• **Assignment**
Every entry below is to be copied exactly as written.

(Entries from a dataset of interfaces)
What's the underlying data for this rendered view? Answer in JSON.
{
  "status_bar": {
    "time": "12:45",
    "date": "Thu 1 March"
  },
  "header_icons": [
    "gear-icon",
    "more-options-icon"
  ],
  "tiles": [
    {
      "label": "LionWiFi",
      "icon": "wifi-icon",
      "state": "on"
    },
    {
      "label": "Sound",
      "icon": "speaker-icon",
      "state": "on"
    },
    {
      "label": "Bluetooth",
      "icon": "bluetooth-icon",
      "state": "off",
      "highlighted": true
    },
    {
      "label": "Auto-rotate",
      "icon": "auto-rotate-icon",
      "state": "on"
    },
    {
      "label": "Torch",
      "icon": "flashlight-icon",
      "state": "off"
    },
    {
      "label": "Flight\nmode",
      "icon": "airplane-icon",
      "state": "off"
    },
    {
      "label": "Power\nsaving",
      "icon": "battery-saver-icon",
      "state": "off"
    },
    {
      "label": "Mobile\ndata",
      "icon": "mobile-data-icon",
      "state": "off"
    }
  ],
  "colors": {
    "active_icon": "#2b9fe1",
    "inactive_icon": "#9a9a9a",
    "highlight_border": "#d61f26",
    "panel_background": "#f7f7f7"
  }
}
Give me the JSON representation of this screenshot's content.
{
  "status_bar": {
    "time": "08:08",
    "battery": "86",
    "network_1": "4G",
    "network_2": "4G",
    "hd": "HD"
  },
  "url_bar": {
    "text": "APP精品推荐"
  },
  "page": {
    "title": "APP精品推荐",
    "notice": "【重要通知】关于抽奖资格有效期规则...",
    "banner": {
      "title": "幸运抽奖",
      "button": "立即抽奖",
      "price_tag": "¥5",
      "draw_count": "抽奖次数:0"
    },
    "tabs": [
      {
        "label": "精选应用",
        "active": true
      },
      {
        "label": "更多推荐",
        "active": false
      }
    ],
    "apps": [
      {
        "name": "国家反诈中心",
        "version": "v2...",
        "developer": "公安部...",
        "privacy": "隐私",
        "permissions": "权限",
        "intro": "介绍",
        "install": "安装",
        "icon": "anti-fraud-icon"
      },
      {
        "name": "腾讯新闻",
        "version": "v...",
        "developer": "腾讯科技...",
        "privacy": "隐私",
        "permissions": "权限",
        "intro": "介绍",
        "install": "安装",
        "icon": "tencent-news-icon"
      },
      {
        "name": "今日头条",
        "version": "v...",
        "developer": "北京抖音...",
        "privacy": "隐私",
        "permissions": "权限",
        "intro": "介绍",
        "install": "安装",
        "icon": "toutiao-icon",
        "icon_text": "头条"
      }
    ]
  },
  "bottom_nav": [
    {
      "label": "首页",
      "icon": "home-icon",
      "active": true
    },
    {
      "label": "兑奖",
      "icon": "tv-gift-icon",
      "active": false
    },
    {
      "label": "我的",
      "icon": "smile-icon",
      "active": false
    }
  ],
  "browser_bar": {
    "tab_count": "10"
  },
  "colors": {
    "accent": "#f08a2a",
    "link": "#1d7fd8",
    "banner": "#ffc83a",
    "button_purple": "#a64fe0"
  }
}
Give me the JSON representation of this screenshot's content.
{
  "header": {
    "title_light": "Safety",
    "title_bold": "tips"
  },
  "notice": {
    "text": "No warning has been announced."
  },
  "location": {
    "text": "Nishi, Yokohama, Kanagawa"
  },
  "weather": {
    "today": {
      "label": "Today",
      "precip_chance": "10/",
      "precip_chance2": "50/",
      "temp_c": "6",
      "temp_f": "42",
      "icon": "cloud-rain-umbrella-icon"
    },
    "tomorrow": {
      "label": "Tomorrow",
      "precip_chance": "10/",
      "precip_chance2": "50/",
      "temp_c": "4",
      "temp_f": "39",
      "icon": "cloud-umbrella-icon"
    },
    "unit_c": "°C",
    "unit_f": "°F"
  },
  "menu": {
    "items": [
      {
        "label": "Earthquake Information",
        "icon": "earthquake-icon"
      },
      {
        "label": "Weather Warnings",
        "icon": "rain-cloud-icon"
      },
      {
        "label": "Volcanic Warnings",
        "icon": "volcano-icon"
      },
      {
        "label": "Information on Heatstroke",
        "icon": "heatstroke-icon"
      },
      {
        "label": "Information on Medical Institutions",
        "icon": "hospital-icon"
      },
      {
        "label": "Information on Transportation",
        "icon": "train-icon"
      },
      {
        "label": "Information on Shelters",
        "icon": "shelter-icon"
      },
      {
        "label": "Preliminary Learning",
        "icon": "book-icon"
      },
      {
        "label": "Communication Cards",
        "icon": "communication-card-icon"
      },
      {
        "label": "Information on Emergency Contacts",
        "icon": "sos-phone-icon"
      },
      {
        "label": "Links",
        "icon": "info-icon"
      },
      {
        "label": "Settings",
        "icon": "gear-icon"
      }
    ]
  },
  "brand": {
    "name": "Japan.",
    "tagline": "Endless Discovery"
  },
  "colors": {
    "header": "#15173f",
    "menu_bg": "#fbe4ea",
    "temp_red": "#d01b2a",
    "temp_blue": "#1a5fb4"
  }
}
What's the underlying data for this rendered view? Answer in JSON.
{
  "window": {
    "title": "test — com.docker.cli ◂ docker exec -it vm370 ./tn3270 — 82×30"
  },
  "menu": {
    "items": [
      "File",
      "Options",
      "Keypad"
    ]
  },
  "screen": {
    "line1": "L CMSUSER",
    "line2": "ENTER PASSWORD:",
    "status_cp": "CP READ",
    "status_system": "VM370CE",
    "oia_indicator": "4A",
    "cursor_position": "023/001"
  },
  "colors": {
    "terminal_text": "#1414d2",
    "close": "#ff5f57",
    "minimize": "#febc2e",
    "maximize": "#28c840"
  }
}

• **Task solution**
What's the underlying data for this rendered view? Answer in JSON.
{
  "status_bar": {
    "time": "12:45",
    "date": "Thu 1 March"
  },
  "header_icons": [
    "gear-icon",
    "more-options-icon"
  ],
  "tiles": [
    {
      "label": "LionWiFi",
      "icon": "wifi-icon",
      "state": "on"
    },
    {
      "label": "Sound",
      "icon": "speaker-icon",
      "state": "on"
    },
    {
      "label": "Bluetooth",
      "icon": "bluetooth-icon",
      "state": "off",
      "highlighted": true
    },
    {
      "label": "Auto-rotate",
      "icon": "auto-rotate-icon",
      "state": "on"
    },
    {
      "label": "Torch",
      "icon": "flashlight-icon",
      "state": "off"
    },
    {
      "label": "Flight\nmode",
      "icon": "airplane-icon",
      "state": "off"
    },
    {
      "label": "Power\nsaving",
      "icon": "battery-saver-icon",
      "state": "off"
    },
    {
      "label": "Mobile\ndata",
      "icon": "mobile-data-icon",
      "state": "off"
    }
  ],
  "colors": {
    "active_icon": "#2b9fe1",
    "inactive_icon": "#9a9a9a",
    "highlight_border": "#d61f26",
    "panel_background": "#f7f7f7"
  }
}
Give me the JSON representation of this screenshot's content.
{
  "status_bar": {
    "time": "08:08",
    "battery": "86",
    "network_1": "4G",
    "network_2": "4G",
    "hd": "HD"
  },
  "url_bar": {
    "text": "APP精品推荐"
  },
  "page": {
    "title": "APP精品推荐",
    "notice": "【重要通知】关于抽奖资格有效期规则...",
    "banner": {
      "title": "幸运抽奖",
      "button": "立即抽奖",
      "price_tag": "¥5",
      "draw_count": "抽奖次数:0"
    },
    "tabs": [
      {
        "label": "精选应用",
        "active": true
      },
      {
        "label": "更多推荐",
        "active": false
      }
    ],
    "apps": [
      {
        "name": "国家反诈中心",
        "version": "v2...",
        "developer": "公安部...",
        "privacy": "隐私",
        "permissions": "权限",
        "intro": "介绍",
        "install": "安装",
        "icon": "anti-fraud-icon"
      },
      {
        "name": "腾讯新闻",
        "version": "v...",
        "developer": "腾讯科技...",
        "privacy": "隐私",
        "permissions": "权限",
        "intro": "介绍",
        "install": "安装",
        "icon": "tencent-news-icon"
      },
      {
        "name": "今日头条",
        "version": "v...",
        "developer": "北京抖音...",
        "privacy": "隐私",
        "permissions": "权限",
        "intro": "介绍",
        "install": "安装",
        "icon": "toutiao-icon",
        "icon_text": "头条"
      }
    ]
  },
  "bottom_nav": [
    {
      "label": "首页",
      "icon": "home-icon",
      "active": true
    },
    {
      "label": "兑奖",
      "icon": "tv-gift-icon",
      "active": false
    },
    {
      "label": "我的",
      "icon": "smile-icon",
      "active": false
    }
  ],
  "browser_bar": {
    "tab_count": "10"
  },
  "colors": {
    "accent": "#f08a2a",
    "link": "#1d7fd8",
    "banner": "#ffc83a",
    "button_purple": "#a64fe0"
  }
}
Give me the JSON representation of this screenshot's content.
{
  "header": {
    "title_light": "Safety",
    "title_bold": "tips"
  },
  "notice": {
    "text": "No warning has been announced."
  },
  "location": {
    "text": "Nishi, Yokohama, Kanagawa"
  },
  "weather": {
    "today": {
      "label": "Today",
      "precip_chance": "10/",
      "precip_chance2": "50/",
      "temp_c": "6",
      "temp_f": "42",
      "icon": "cloud-rain-umbrella-icon"
    },
    "tomorrow": {
      "label": "Tomorrow",
      "precip_chance": "10/",
      "precip_chance2": "50/",
      "temp_c": "4",
      "temp_f": "39",
      "icon": "cloud-umbrella-icon"
    },
    "unit_c": "°C",
    "unit_f": "°F"
  },
  "menu": {
    "items": [
      {
        "label": "Earthquake Information",
        "icon": "earthquake-icon"
      },
      {
        "label": "Weather Warnings",
        "icon": "rain-cloud-icon"
      },
      {
        "label": "Volcanic Warnings",
        "icon": "volcano-icon"
      },
      {
        "label": "Information on Heatstroke",
        "icon": "heatstroke-icon"
      },
      {
        "label": "Information on Medical Institutions",
        "icon": "hospital-icon"
      },
      {
        "label": "Information on Transportation",
        "icon": "train-icon"
      },
      {
        "label": "Information on Shelters",
        "icon": "shelter-icon"
      },
      {
        "label": "Preliminary Learning",
        "icon": "book-icon"
      },
      {
        "label": "Communication Cards",
        "icon": "communication-card-icon"
      },
      {
        "label": "Information on Emergency Contacts",
        "icon": "sos-phone-icon"
      },
      {
        "label": "Links",
        "icon": "info-icon"
      },
      {
        "label": "Settings",
        "icon": "gear-icon"
      }
    ]
  },
  "brand": {
    "name": "Japan.",
    "tagline": "Endless Discovery"
  },
  "colors": {
    "header": "#15173f",
    "menu_bg": "#fbe4ea",
    "temp_red": "#d01b2a",
    "temp_blue": "#1a5fb4"
  }
}
What's the underlying data for this rendered view? Answer in JSON.
{
  "window": {
    "title": "test — com.docker.cli ◂ docker exec -it vm370 ./tn3270 — 82×30"
  },
  "menu": {
    "items": [
      "File",
      "Options",
      "Keypad"
    ]
  },
  "screen": {
    "line1": "L CMSUSER",
    "line2": "ENTER PASSWORD:",
    "status_cp": "CP READ",
    "status_system": "VM370CE",
    "oia_indicator": "4A",
    "cursor_position": "023/001"
  },
  "colors": {
    "terminal_text": "#1414d2",
    "close": "#ff5f57",
    "minimize": "#febc2e",
    "maximize": "#28c840"
  }
}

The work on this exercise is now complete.